Evidence for Continental Drift.Then read the summary below and look at the important facts from that passage. The puzzle-like fit of the continents, along with fossil, climate, and rock clues, were the main types of evidence supporting We gener's hypothesis of continental drift. Rocks and rock structures found in part How do clues from rocks help explain continental drift? Well, that is what the continents are made of, so, its a fairly direct relationship. :D There are, therefore, many ways. It is a bit like asking how clues from wrecked cars, help explain car. The causes of continental drift are perfectly explained by the plate tectonic theory. The earth's outer shell is composed of plates that move a little bit every year. Heat coming from the interior of the earth triggers this movement to occur through convection currents inside the mantle. Over the course of millions of year ago, this gradual. Continental drift was a revolutionary scientific theory developed in the years 1908-1912 by Alfred Wegener (1880-1930), a German meteorologist, climatologist, and geophysicist, that put forth the hypothesis that the continents had all originally been a part of one enormous landmass or supercontinent about 240 million years ago before breaking apart and drifting to their current locations

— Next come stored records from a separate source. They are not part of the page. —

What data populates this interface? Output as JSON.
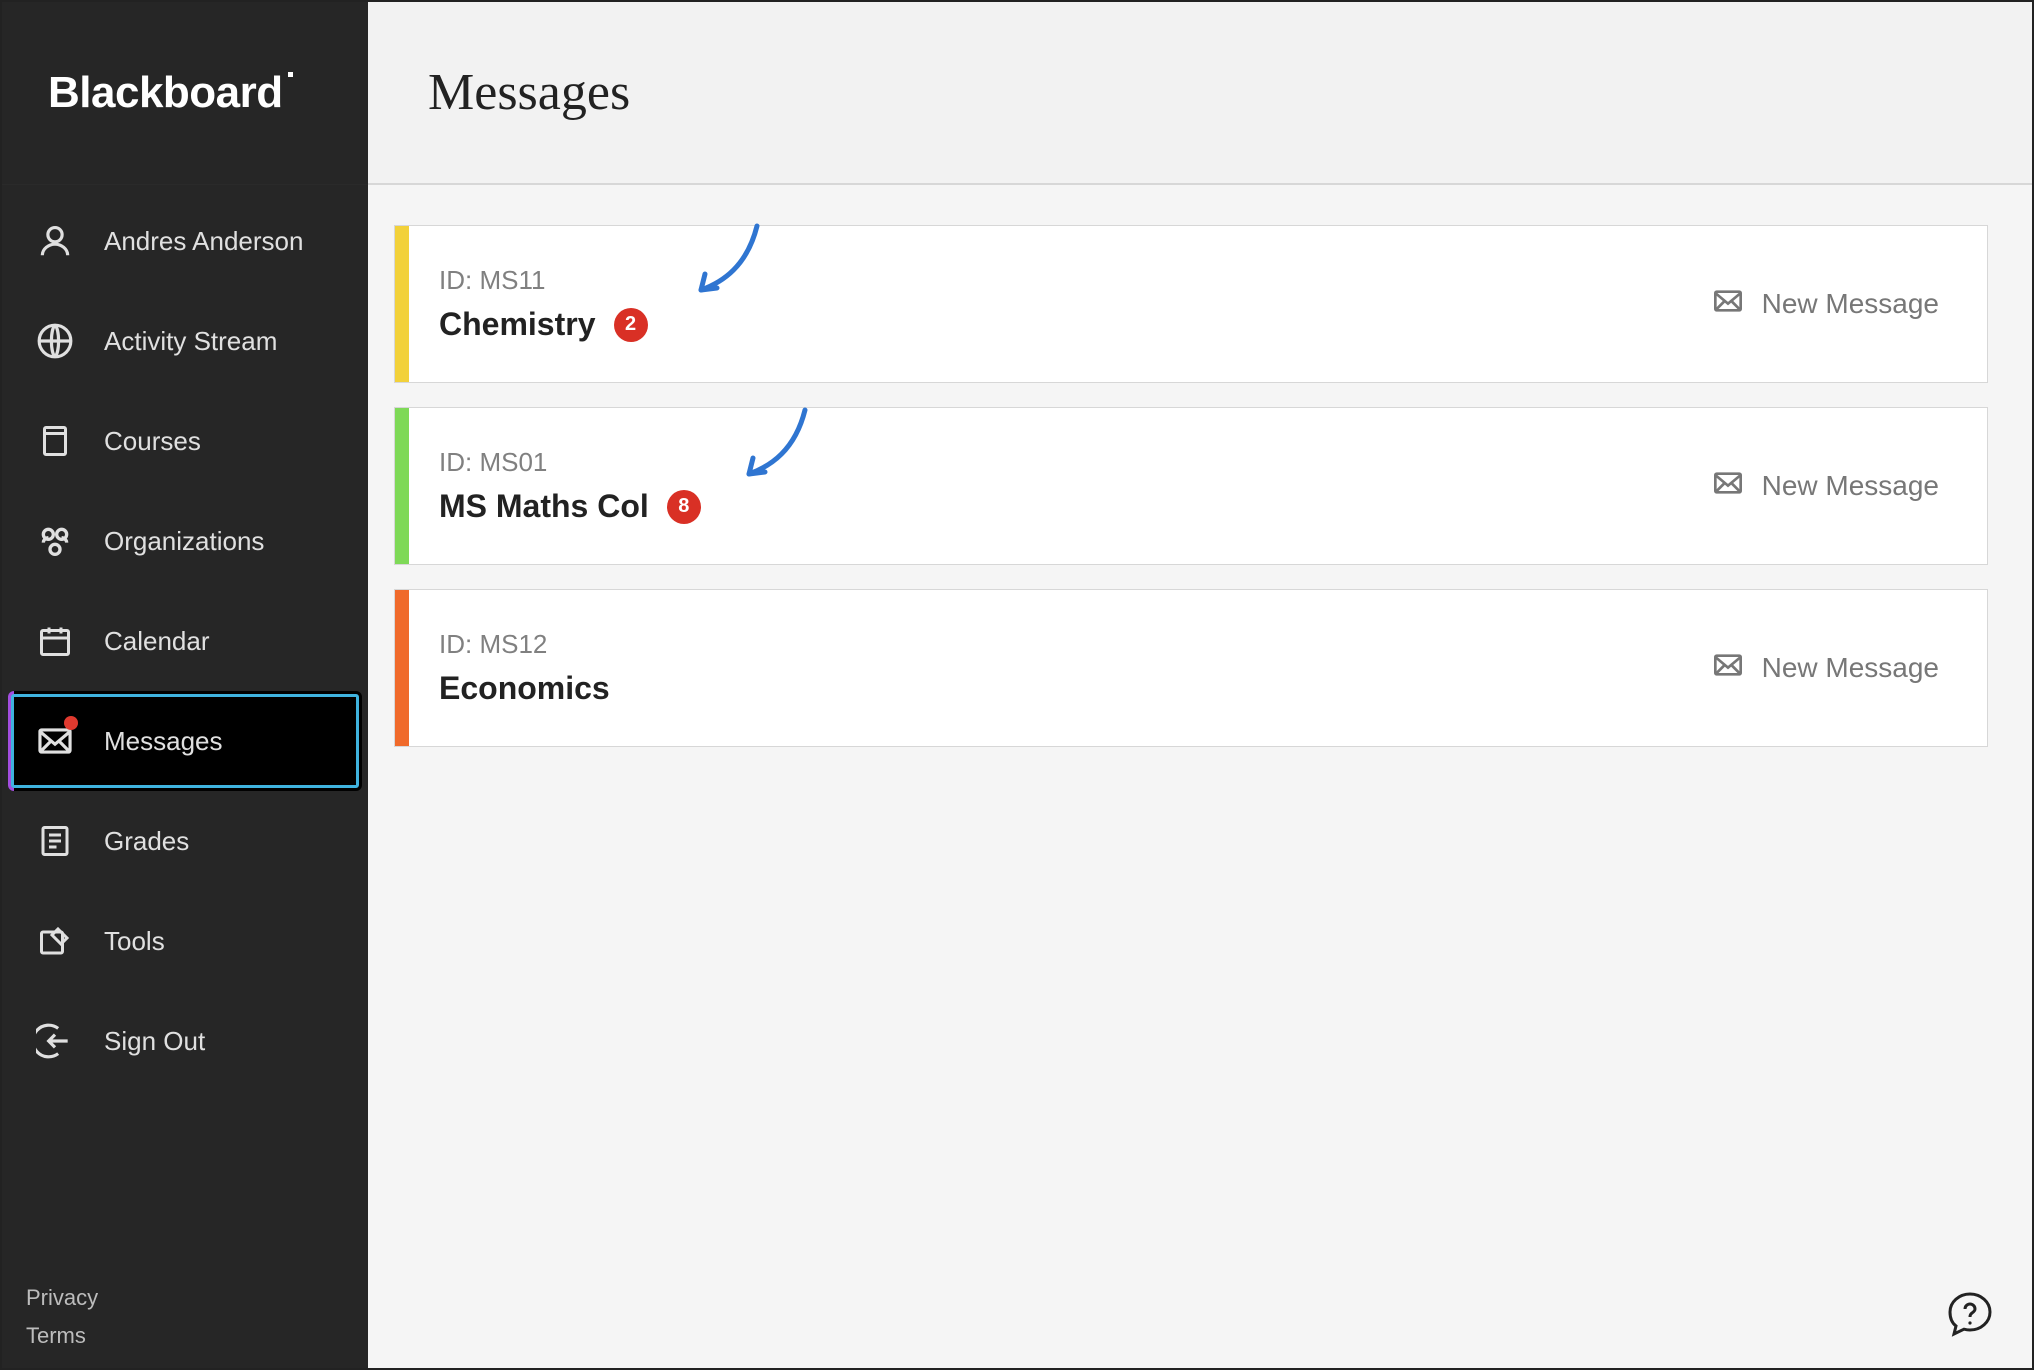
{
  "brand": "Blackboard",
  "user_name": "Andres Anderson",
  "nav": {
    "activity_stream": "Activity Stream",
    "courses": "Courses",
    "organizations": "Organizations",
    "calendar": "Calendar",
    "messages": "Messages",
    "grades": "Grades",
    "tools": "Tools",
    "sign_out": "Sign Out"
  },
  "footer": {
    "privacy": "Privacy",
    "terms": "Terms"
  },
  "page": {
    "title": "Messages",
    "new_message_label": "New Message"
  },
  "courses": [
    {
      "id_label": "ID: MS11",
      "name": "Chemistry",
      "badge": "2",
      "stripe": "#f2d13a",
      "has_badge": true
    },
    {
      "id_label": "ID: MS01",
      "name": "MS Maths Col",
      "badge": "8",
      "stripe": "#7ed957",
      "has_badge": true
    },
    {
      "id_label": "ID: MS12",
      "name": "Economics",
      "badge": "",
      "stripe": "#f06a2b",
      "has_badge": false
    }
  ]
}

While the ocean has an average depth of 2.3 miles, the shape and depth of the seafloor is complex. Some features, like canyons and seamounts, might look familiar, while others, such as hydrothermal vents and methane seeps, are unique to the deep. This graphic shows several ocean floor features on a scale from 0-35,000 feet below sea level The entire continental shelf (turquoise) north of 61°N was used as initiation area of the generic larval drift model. Along the long stretch of Northern Norway's coast—roughly 1,200 km along its shortest line—there are 20 large seabird colonies (here defined as 10,000 breeding pairs or more) An artist-geologist renders the history of the Earth with maps. By Geoff Manaugh and Nicola Twilley. September 23, 2013. The west coast of North America as it appeared roughly 215 million years. Continental glacier=A glacier that forms a continuous cover of ice over areas of 50,000 square kilometers or more and spreads outward in all directions under the influence of its own weight. (syn: ice sheet) Continental margin=The region between the shoreline of a continent and the deep ocean basins including the continental shelf, continental slope, and continental rise We finally contrasted the two present-day Italian population clusters according to their levels of shared genetic drift with each ancient population group. In particular, differences (i.e., residuals) in their outgroup f3 scores were calculated and those exceeding ± 2 SDs from the mean of the obtained distribution were considered as significant